(December 11, 2018 / UK Media Watch) An article in the Financial Times (“Israel’s tech expansion stokes glaring inequality in Tel Aviv,” Dec. 11) echoes a common MSM narrative about the putative relationship between wealth and poverty in Israel—one that doesn’t appear to be backed up by available economic data.
FT reports on “the wealth generated by Israel’s surging tech scene,” which, it notes, “employs one-tenth of Tel Aviv’s 4 million residents and has brought billions of dollars of investment into the Mediterranean beach town.” But this growth, the reporter argues, serves to “exacerbate” social ills such as “income inequality,” pointing to “some 15 percent of the workforce” who live “below the poverty line.”
At best, this is misleading.
According to the most recent report (in 2016) on “Poverty and Social Gaps” by Israel’s National Insurance Institute (NII), poverty rates in Tel Aviv are among the lowest in the country.
The graph shows that, beginning in the 2000s, when the city’s high-tech sector, which now represents 12 percent of Israel’s gross domestic product, began its remarkable growth, poverty rates have remained steady and have even declined in more recent years. From 2015 to 2016, it dropped from 12.5 percent to 10.3 percent.
As far as “income inequality,” while we weren’t able to find data broken down by city, in Israel overall, income inequality is—again, per the NII data—at the lowest rate since 2003—a result, NII asserts, of increased social benefits, higher wages and the fact “Israel’s economy has grown faster … than nearly any other in the OECD for the past 15 years.”
The OECD’s 2018 economic report on Israel confirms the NII’s conclusions, stating clearly that “in recent years, both gross and net income inequality have come down.”
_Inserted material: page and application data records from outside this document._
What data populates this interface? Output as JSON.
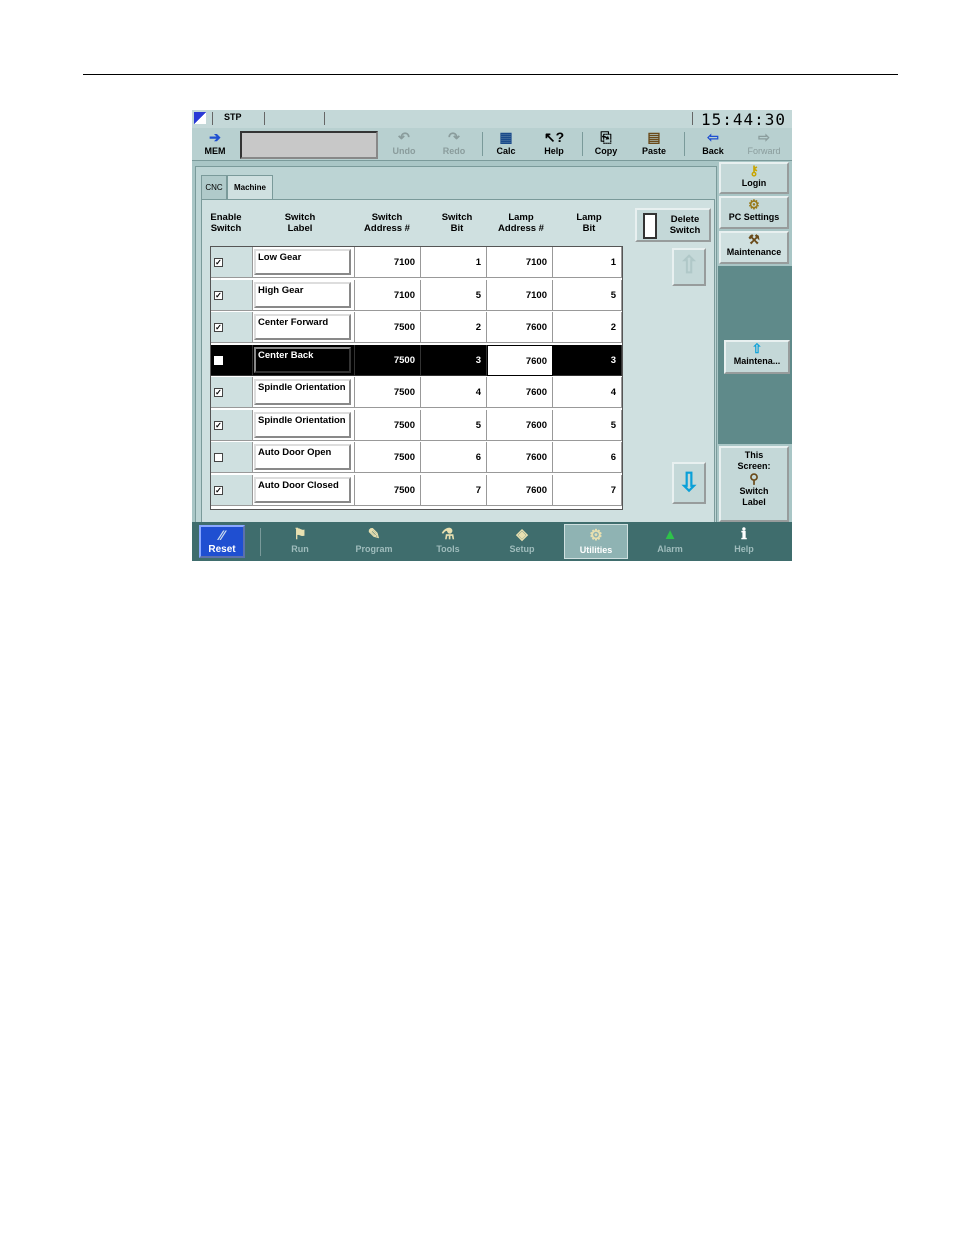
{
  "status": {
    "mode": "STP",
    "clock": "15:44:30"
  },
  "toolbar": {
    "mem": "MEM",
    "undo": "Undo",
    "redo": "Redo",
    "calc": "Calc",
    "help": "Help",
    "copy": "Copy",
    "paste": "Paste",
    "back": "Back",
    "forward": "Forward"
  },
  "tabs": [
    "CNC",
    "Machine"
  ],
  "columns": {
    "enable": [
      "Enable",
      "Switch"
    ],
    "label": [
      "Switch",
      "Label"
    ],
    "address": [
      "Switch",
      "Address #"
    ],
    "bit": [
      "Switch",
      "Bit"
    ],
    "lamp_address": [
      "Lamp",
      "Address #"
    ],
    "lamp_bit": [
      "Lamp",
      "Bit"
    ]
  },
  "rows": [
    {
      "enabled": true,
      "label": "Low Gear",
      "address": "7100",
      "bit": "1",
      "lamp_address": "7100",
      "lamp_bit": "1"
    },
    {
      "enabled": true,
      "label": "High Gear",
      "address": "7100",
      "bit": "5",
      "lamp_address": "7100",
      "lamp_bit": "5"
    },
    {
      "enabled": true,
      "label": "Center Forward",
      "address": "7500",
      "bit": "2",
      "lamp_address": "7600",
      "lamp_bit": "2"
    },
    {
      "enabled": false,
      "label": "Center Back",
      "address": "7500",
      "bit": "3",
      "lamp_address": "7600",
      "lamp_bit": "3"
    },
    {
      "enabled": true,
      "label": "Spindle Orientation",
      "address": "7500",
      "bit": "4",
      "lamp_address": "7600",
      "lamp_bit": "4"
    },
    {
      "enabled": true,
      "label": "Spindle Orientation",
      "address": "7500",
      "bit": "5",
      "lamp_address": "7600",
      "lamp_bit": "5"
    },
    {
      "enabled": false,
      "label": "Auto Door Open",
      "address": "7500",
      "bit": "6",
      "lamp_address": "7600",
      "lamp_bit": "6"
    },
    {
      "enabled": true,
      "label": "Auto Door Closed",
      "address": "7500",
      "bit": "7",
      "lamp_address": "7600",
      "lamp_bit": "7"
    }
  ],
  "selected_row": 3,
  "delete_switch": [
    "Delete",
    "Switch"
  ],
  "sidebar": {
    "login": "Login",
    "pc_settings": "PC Settings",
    "maintenance": "Maintenance",
    "maintena_btn": "Maintena...",
    "this_screen": [
      "This",
      "Screen:"
    ],
    "switch_label": [
      "Switch",
      "Label"
    ]
  },
  "nav": {
    "reset": "Reset",
    "items": [
      "Run",
      "Program",
      "Tools",
      "Setup",
      "Utilities",
      "Alarm",
      "Help"
    ],
    "active": "Utilities"
  }
}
Whilst the OECD report does note that as a whole, Israel’s rate of income inequality is on the higher end of the OECD average, there appears to be no evidence supporting the Financial Times’ claim that Tel Aviv’s high-tech boom is the cause of, or is exacerbating, poverty and inequality in the city.